"The pressure to innovate has never been more acute as FM providers focus on addressing escalating employment costs, increased regulatory scrutiny over flexible labour models, government spending cuts, delayed spending on projects following the UK's vote to leave the EU, and ever-more rigorous workplace health and safety regimes."
The evolution of the UK market
British FM service provision is now dominated by larger multidisciplinary service companies offering a range of services with increasing levels of sophistication and automation, allowing for efficiency to be maximised, alongside a large number of smaller and medium companies who are increasingly relying on their specialist niche skills to survive and compete.
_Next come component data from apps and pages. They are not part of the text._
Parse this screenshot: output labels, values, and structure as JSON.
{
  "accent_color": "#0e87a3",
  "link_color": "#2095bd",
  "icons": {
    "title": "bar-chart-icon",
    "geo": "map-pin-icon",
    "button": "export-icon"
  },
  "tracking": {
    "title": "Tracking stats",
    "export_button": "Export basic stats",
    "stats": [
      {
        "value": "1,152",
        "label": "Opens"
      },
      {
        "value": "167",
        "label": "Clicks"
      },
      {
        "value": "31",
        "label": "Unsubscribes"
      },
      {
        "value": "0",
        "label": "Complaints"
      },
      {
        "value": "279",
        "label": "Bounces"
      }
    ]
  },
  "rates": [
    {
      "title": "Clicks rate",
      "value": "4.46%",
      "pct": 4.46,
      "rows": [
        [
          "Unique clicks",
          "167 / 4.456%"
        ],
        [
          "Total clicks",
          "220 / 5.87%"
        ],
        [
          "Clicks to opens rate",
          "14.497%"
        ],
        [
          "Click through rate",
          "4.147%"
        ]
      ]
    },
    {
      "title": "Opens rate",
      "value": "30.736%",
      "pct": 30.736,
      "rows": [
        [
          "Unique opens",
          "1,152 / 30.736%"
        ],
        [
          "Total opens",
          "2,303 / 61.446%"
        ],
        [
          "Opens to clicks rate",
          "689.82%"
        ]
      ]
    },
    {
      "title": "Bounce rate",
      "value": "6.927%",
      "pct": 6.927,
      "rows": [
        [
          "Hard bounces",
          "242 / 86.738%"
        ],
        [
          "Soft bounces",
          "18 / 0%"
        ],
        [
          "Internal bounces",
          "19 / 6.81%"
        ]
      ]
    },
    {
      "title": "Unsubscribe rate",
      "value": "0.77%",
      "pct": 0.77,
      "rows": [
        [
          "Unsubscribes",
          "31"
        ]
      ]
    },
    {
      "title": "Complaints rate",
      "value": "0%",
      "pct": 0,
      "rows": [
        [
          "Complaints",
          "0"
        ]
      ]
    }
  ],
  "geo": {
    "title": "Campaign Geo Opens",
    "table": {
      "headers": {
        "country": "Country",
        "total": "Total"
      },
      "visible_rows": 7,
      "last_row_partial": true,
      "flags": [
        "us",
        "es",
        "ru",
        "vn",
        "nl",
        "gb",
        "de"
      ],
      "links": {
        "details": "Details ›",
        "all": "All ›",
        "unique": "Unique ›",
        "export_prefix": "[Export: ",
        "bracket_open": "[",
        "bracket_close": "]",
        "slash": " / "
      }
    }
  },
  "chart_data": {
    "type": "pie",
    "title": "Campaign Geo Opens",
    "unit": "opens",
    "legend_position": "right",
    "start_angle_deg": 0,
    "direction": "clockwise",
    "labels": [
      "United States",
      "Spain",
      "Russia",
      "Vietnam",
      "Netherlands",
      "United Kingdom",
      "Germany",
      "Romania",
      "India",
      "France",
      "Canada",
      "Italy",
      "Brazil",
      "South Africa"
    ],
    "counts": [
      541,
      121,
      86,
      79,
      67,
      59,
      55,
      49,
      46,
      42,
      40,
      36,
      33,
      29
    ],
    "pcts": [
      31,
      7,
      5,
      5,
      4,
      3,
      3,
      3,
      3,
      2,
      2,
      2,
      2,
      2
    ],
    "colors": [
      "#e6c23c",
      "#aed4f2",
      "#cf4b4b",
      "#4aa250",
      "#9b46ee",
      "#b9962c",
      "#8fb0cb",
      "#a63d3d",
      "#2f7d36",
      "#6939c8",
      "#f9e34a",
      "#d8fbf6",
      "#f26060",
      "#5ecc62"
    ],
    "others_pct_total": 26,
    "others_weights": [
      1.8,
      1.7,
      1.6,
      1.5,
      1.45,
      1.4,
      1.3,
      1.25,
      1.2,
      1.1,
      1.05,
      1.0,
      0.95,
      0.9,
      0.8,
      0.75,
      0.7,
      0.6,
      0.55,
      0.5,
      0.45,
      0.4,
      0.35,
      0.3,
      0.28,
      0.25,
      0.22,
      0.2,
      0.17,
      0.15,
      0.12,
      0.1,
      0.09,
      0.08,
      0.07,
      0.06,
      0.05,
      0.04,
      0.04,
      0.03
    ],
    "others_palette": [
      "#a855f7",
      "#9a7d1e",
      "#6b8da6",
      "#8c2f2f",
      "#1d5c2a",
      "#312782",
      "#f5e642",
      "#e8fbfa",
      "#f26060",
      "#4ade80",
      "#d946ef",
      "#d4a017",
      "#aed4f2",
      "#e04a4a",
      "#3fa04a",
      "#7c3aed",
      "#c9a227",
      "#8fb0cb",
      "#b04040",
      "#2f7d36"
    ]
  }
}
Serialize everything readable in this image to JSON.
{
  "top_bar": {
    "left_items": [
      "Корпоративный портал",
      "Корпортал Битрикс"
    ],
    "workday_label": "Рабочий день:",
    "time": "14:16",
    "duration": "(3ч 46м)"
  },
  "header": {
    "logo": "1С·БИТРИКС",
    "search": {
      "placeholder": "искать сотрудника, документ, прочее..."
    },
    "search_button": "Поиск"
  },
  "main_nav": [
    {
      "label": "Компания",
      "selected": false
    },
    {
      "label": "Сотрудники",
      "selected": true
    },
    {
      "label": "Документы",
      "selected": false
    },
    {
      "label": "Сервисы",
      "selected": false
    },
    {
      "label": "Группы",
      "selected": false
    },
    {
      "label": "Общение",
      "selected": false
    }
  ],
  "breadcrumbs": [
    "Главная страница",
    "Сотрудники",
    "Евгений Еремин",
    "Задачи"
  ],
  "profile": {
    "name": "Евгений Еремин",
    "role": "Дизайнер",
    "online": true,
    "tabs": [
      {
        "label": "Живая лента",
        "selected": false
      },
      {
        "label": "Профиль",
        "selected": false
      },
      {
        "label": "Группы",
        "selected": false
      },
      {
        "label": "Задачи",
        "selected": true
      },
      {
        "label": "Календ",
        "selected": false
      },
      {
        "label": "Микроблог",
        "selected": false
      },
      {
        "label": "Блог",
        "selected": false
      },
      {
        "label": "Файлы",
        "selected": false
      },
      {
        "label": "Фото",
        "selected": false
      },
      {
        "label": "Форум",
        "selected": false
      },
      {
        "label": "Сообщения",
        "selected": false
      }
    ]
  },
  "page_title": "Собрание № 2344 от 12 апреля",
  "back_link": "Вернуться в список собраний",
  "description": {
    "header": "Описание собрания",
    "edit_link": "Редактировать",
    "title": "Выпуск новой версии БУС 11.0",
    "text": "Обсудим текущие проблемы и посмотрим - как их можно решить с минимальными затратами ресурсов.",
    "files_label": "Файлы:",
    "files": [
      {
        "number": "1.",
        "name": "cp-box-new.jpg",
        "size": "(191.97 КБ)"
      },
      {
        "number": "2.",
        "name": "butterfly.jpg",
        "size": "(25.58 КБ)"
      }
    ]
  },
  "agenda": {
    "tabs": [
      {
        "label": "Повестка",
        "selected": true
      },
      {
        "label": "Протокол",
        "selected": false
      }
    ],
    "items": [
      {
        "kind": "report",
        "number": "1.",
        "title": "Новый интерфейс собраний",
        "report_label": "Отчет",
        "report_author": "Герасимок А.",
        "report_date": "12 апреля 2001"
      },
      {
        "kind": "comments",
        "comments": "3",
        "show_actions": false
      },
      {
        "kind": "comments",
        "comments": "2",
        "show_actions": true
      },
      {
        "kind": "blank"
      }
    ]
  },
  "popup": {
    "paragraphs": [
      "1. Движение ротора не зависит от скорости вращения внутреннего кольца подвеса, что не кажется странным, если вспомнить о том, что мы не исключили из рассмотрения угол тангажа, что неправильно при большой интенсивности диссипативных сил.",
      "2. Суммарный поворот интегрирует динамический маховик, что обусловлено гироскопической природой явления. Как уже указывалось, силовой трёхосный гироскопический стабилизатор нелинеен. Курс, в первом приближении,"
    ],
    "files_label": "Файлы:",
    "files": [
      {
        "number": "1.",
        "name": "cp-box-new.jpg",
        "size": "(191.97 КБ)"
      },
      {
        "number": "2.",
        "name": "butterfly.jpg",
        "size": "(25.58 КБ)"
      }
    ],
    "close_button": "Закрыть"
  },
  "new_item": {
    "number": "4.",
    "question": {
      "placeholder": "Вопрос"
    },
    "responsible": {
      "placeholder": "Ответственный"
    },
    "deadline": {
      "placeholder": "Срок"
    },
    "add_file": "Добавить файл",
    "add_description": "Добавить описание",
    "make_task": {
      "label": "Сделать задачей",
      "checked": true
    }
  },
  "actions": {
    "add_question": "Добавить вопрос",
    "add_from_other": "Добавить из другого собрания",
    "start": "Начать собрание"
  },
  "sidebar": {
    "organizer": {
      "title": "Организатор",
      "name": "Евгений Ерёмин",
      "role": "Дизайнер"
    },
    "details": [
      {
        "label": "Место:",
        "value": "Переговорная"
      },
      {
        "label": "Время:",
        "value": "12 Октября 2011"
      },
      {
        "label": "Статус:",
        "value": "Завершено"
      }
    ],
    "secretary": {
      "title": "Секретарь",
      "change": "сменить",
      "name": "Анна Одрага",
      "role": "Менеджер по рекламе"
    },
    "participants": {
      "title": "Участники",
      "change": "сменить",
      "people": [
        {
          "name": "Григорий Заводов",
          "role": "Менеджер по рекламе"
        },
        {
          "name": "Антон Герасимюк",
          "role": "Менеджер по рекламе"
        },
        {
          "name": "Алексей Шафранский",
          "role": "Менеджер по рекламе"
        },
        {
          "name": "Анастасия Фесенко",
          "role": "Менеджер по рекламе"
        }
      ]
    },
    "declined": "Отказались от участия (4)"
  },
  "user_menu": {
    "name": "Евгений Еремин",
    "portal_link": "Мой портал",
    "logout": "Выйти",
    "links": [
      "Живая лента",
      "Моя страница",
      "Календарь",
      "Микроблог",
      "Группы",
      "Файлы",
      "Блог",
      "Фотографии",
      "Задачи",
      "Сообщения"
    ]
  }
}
The UK market has matured: it has seen the entry of a number of overseas companies but very few have tried to replicate the construction/services hybrid model. The likes of ISS, Sodexo, Atalian and property companies such as Cushman & Wakefield have stuck to their knitting and concentrated on offering services and have, in the main, been successful in establishing decent market positions in the UK in the process.
One of the few European companies of scale that has grown from a construction background to a full service FM provider is French business Vinci. In recent years it has gained a foothold in the UK market, where it offers both construction and facilities management services, replicating the success it has enjoyed in continental Europe.
"It does raise the wider issue of whether combining two relatively low-margin businesses, which in some cases can come to rely on the same set of customers, is a sound model"
So how does a company focused solely on FM thrive? Either through scale or concentrating on higher margin specialist business. If we take the example of ISS, it is through scale. This allows a business to enjoy economies of scale as their costs are spread over a wider base and key business operations such as finance and back office can be run as efficiently as possible with the sunk cost spread more widely. This explains how a company such as ISS or Sodexo has been able to come in and compete effectively in a low-margin UK market and win business.
For the public sector awarding contracts it appears that over recent years there have been a dwindling number of companies of sufficient scale to provide all the services they require. With increasingly large and complex requirements coming through the tendering process, the reaction from suppliers has been to grow and develop into multidisciplinary 'one-stop shop' operations capable of winning and servicing such contracts. Whether this has been healthy for the sector as a whole or for customers is debatable. Nor is it clear that it has turned out to be any more cost-effective for those holding the purse strings.
Certainly, the collapse of Carillion has shone a new focus on the FM sector and the construction-led model at a time when there is a general feeling that the consensus may be turning against outsourcing in general both politically and on a practical level. Questions have been raised about whether end customers, in particular the government and local authorities (and by proxy the taxpayer), are getting proper value from money from the outsourcing of services and construction. On the other side of the coin, investors and shareholders in companies who specialise in outsourcing are increasingly asking whether the low margin, high profile and potential for significant aggravation from taking on such contracts is worth it. The 'old-fashioned' construction/services hybrid is beginning to look somewhat outdated.
Those companies that have moved with the times and added on more sophisticated services are likely to continue to thrive. And those who have sensibly drawn in their horns a little to concentrate on areas of expertise are also following a wise strategy.